Continental broadsheet and magazine thinking housed in a tabloid format
Long reads, intellectual content. Illustrations and generous use of great photography. It sounds like a magazine, but Norwegian weekly Morgenbladet holds on to its nearly 200-year long history as a newspaper. And with success: The number of subscribers is growing, and half of them are younger than 40 years.
Many years have passed since the last broadsheet newspaper disappeared from Norway. People prefer a more handy format or reading online. How can we give a modern, visually appealing design to the analytical an in-depth content from the broadsheet tradition?
Many of the fields Morgenbladet covers, such as politics, science and intellectual debate are abstract and challenging to visualize within traditional newspaper boundaries. Many of our texts calls for an interpreting illustration, visual elements which are not only documentation, but which offer aid to the reader, something which underlines the points of the text. How can we apply this kind of magazine thinking to a newspaper format?
Morgenbladet’s solution lies somewhere between the magazine and the broadsheet. A combination of these different traditions of editorial design, borrowing only the format of the tabloid newspaper, but filling it with content and design from the two other mentioned outerparts.

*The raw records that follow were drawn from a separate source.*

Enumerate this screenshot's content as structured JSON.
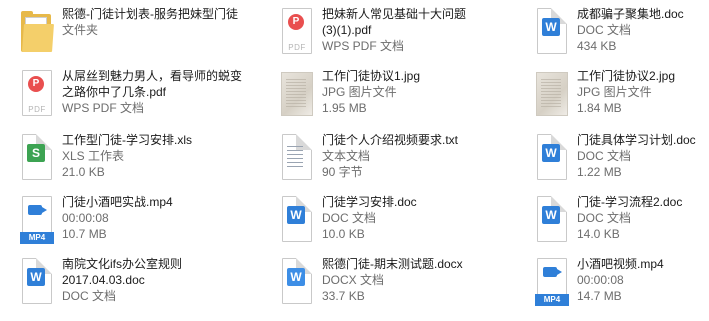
{
  "items": [
    {
      "name": "熙德-门徒计划表-服务把妹型门徒",
      "type": "文件夹",
      "size": "",
      "icon": "folder-icon"
    },
    {
      "name": "把妹新人常见基础十大问题",
      "name2": "(3)(1).pdf",
      "type": "WPS PDF 文档",
      "size": "",
      "icon": "pdf-icon"
    },
    {
      "name": "成都骗子聚集地.doc",
      "type": "DOC 文档",
      "size": "434 KB",
      "icon": "word-doc-icon"
    },
    {
      "name": "从屌丝到魅力男人，看导师的蜕变",
      "name2": "之路你中了几条.pdf",
      "type": "WPS PDF 文档",
      "size": "",
      "icon": "pdf-icon"
    },
    {
      "name": "工作门徒协议1.jpg",
      "type": "JPG 图片文件",
      "size": "1.95 MB",
      "icon": "jpg-thumbnail-icon"
    },
    {
      "name": "工作门徒协议2.jpg",
      "type": "JPG 图片文件",
      "size": "1.84 MB",
      "icon": "jpg-thumbnail-icon"
    },
    {
      "name": "工作型门徒-学习安排.xls",
      "type": "XLS 工作表",
      "size": "21.0 KB",
      "icon": "xls-icon"
    },
    {
      "name": "门徒个人介绍视频要求.txt",
      "type": "文本文档",
      "size": "90 字节",
      "icon": "txt-icon"
    },
    {
      "name": "门徒具体学习计划.doc",
      "type": "DOC 文档",
      "size": "1.22 MB",
      "icon": "word-doc-icon"
    },
    {
      "name": "门徒小酒吧实战.mp4",
      "type": "00:00:08",
      "size": "10.7 MB",
      "icon": "mp4-icon"
    },
    {
      "name": "门徒学习安排.doc",
      "type": "DOC 文档",
      "size": "10.0 KB",
      "icon": "word-doc-icon"
    },
    {
      "name": "门徒-学习流程2.doc",
      "type": "DOC 文档",
      "size": "14.0 KB",
      "icon": "word-doc-icon"
    },
    {
      "name": "南院文化ifs办公室规则",
      "name2": "2017.04.03.doc",
      "type": "DOC 文档",
      "size": "",
      "icon": "word-doc-icon"
    },
    {
      "name": "熙德门徒-期末测试题.docx",
      "type": "DOCX 文档",
      "size": "33.7 KB",
      "icon": "word-docx-icon"
    },
    {
      "name": "小酒吧视频.mp4",
      "type": "00:00:08",
      "size": "14.7 MB",
      "icon": "mp4-icon"
    }
  ],
  "labels": {
    "pdf": "PDF",
    "mp4": "MP4",
    "pdf_mark": "P",
    "word_mark": "W",
    "xls_mark": "S"
  }
}
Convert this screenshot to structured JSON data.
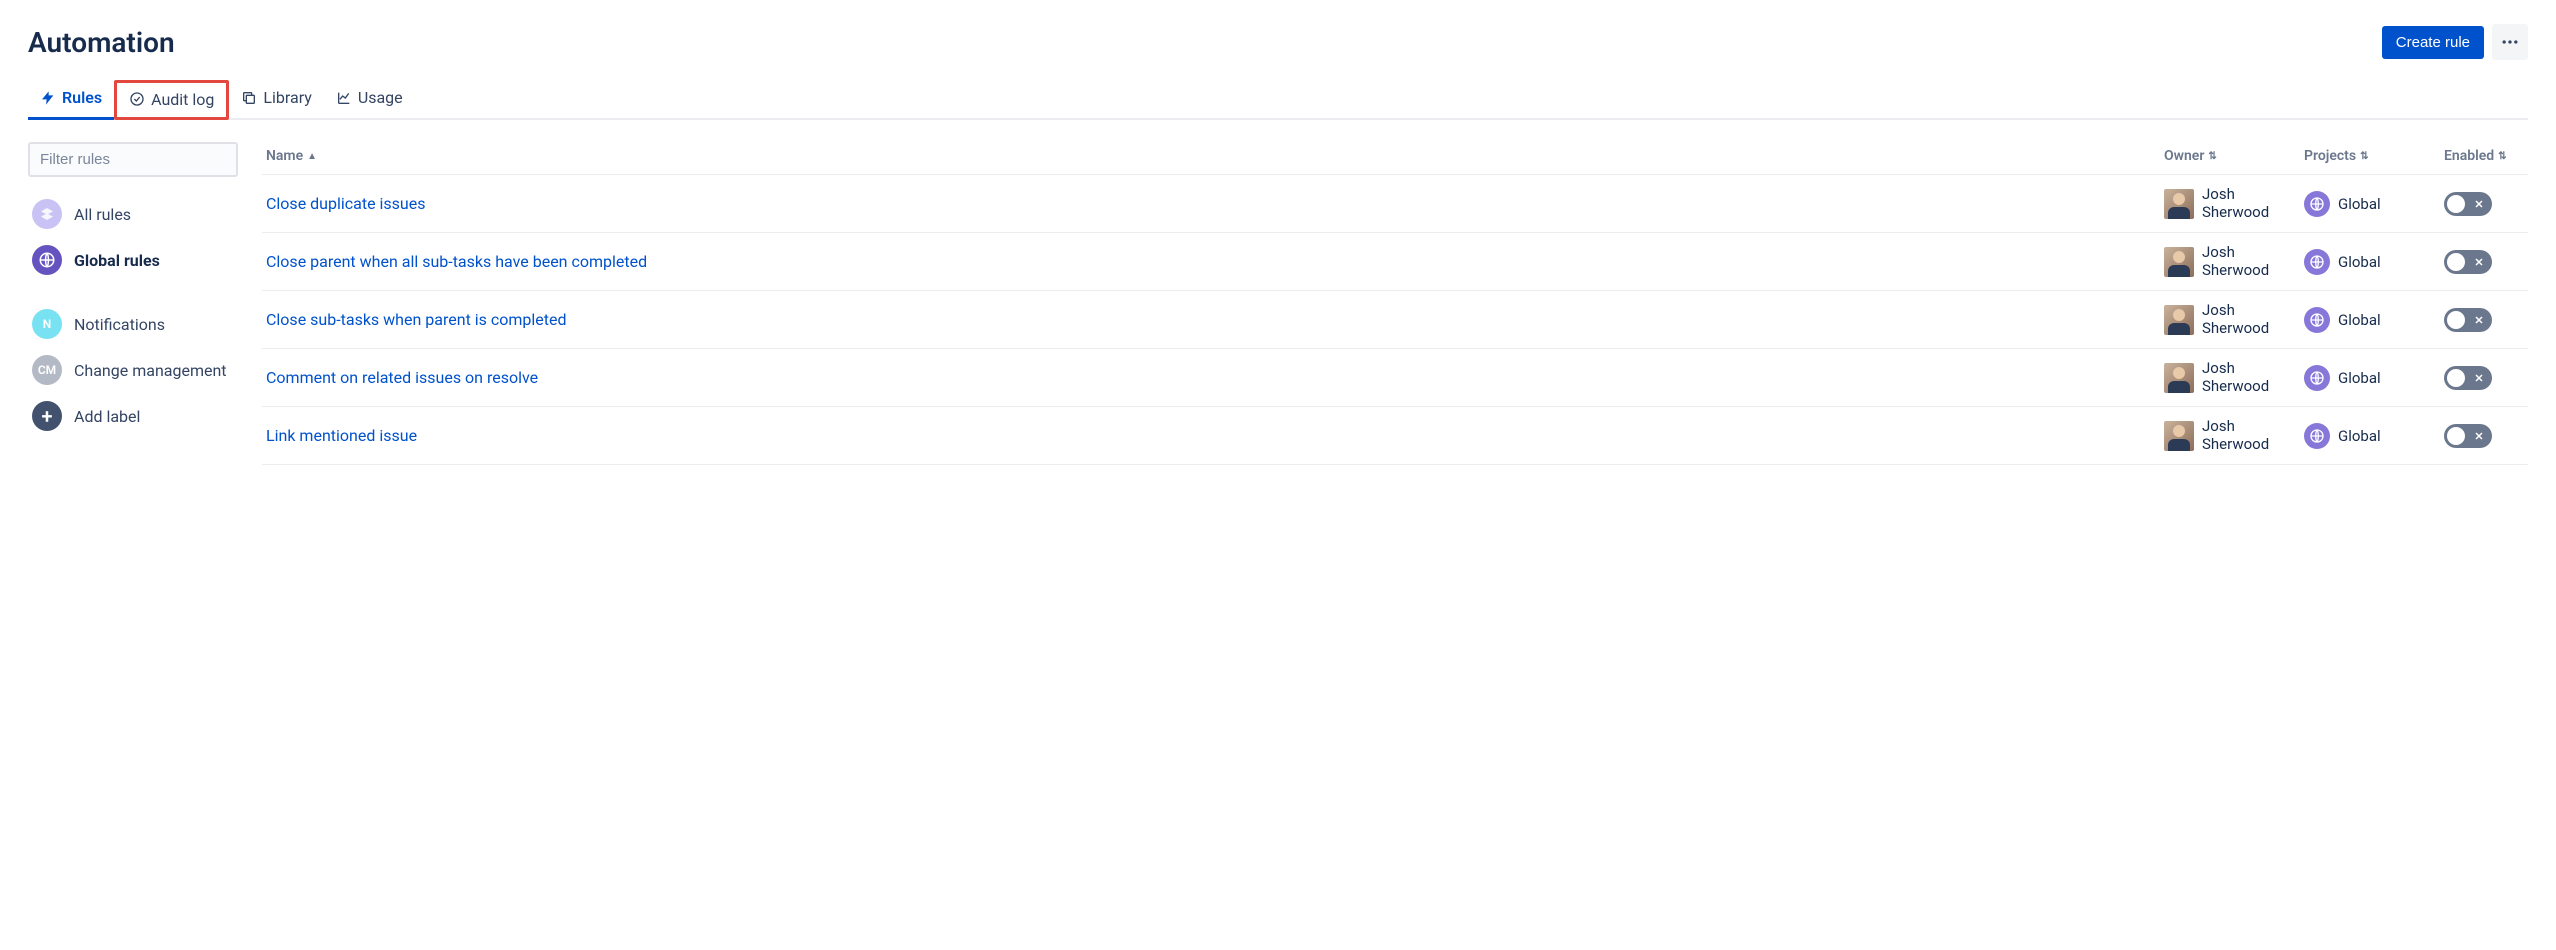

Christina Ulriksen has been photo editor of Morgenbladet since early 2013. Working closely with photographers and illustrators, she creates and develops a visual identity that sets Morgenbladet apart from other newspapers in Norway.